Record Type: Non-Journal
Publication Date: 2010
Pages: 213
Abstractor: As Provided
Reference Count: N/A
ISBN: ISBN-978-1-1242-7962-6
Factors That Predict Organizational Commitment for Full-Time and Part-Time Faculty in Community Colleges across North Carolina
Engle, Deborah Lynn
ProQuest LLC, Ed.D. Dissertation, North Carolina State University
Organizational dependence on part-time employees is a relatively recent trend across the modern landscape of the American workforce and is especially apparent in higher education. At community colleges across the country, as well as in North Carolina, there is a substantial reliance on part-time faculty employment. This is common practice in order to reduce institutional costs and to maintain institutional flexibility in curricular offerings. As community colleges' dependence on part-time faculty continues, it becomes apparent that these employees are critical to the success of these institutions. Despite the widespread employment of part-time faculty, there is little known about the commitment levels of these faculty, or even the levels of their full-time counterparts. The purpose of this study was to investigate the predictive value of several variables on organizational commitment for both full-time and part-time faculty in community colleges across North Carolina. The study utilized the Meyer and Allen (1991) three-component model of organizational commitment which proposes that individuals become committed for any of three psychological reasons labeled as affective, continuance, and normative. The dataset consisted of faculty responses on a web-based survey distributed to 26 North Carolina community colleges. Using analysis of variance (ANOVA), this study compared levels of organizational commitment between full-time and part-time faculty. Results showed that mean scores of affective, continuance and normative commitment were significantly higher for full-time faculty than part-time faculty. Using multiple regression, this study examined how organizational, alternatives/transferability, rewards and demographic variables predict organizational commitment for full-time and part-time faculty. Generally, regression analyses showed that organizational support, extrinsic rewards, age and education level were significantly predictive of all three commitment components, for both full-time and part-time faculty. Furthermore, regression analysis indicated that extrinsic financial rewards have a significant negative influence on affective commitment for part-time faculty. [The dissertation citations contained here are published with the permission of ProQuest LLC. Further reproduction is prohibited without permission. Copies of dissertations may be obtained by Telephone (800) 1-800-521-0600. Web page:]
ProQuest LLC. 789 East Eisenhower Parkway, P.O. Box 1346, Ann Arbor, MI 48106. Tel: 800-521-0600; Web site:

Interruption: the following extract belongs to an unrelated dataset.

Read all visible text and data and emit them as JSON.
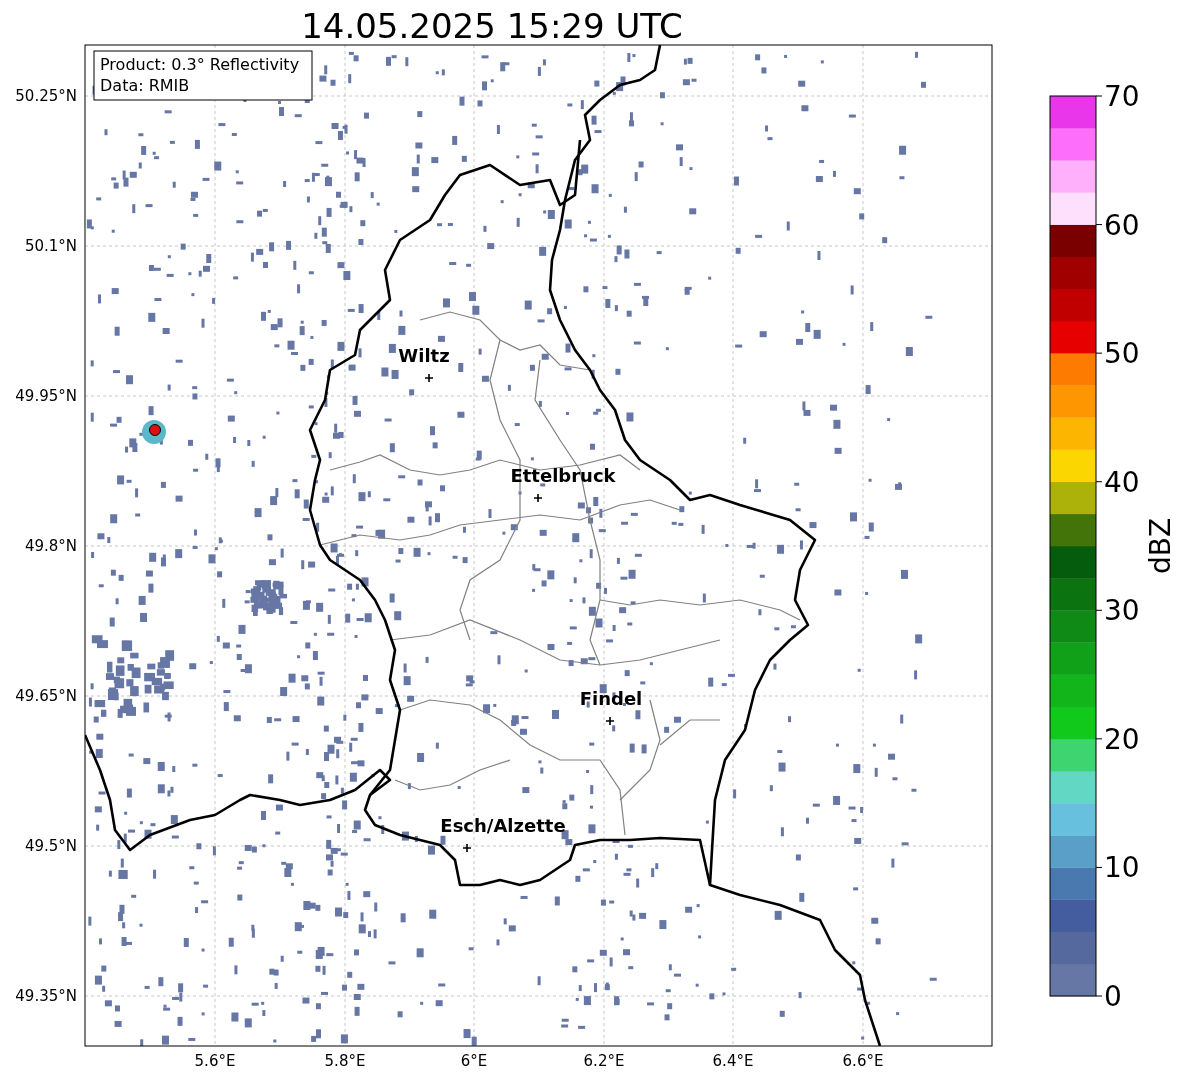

Publication Type: Dissertations/Theses - Doctoral Dissertations
Education Level: Two Year Colleges
Audience: N/A
Language: English
Sponsor: N/A
Authoring Institution: N/A
Identifiers - Location: North Carolina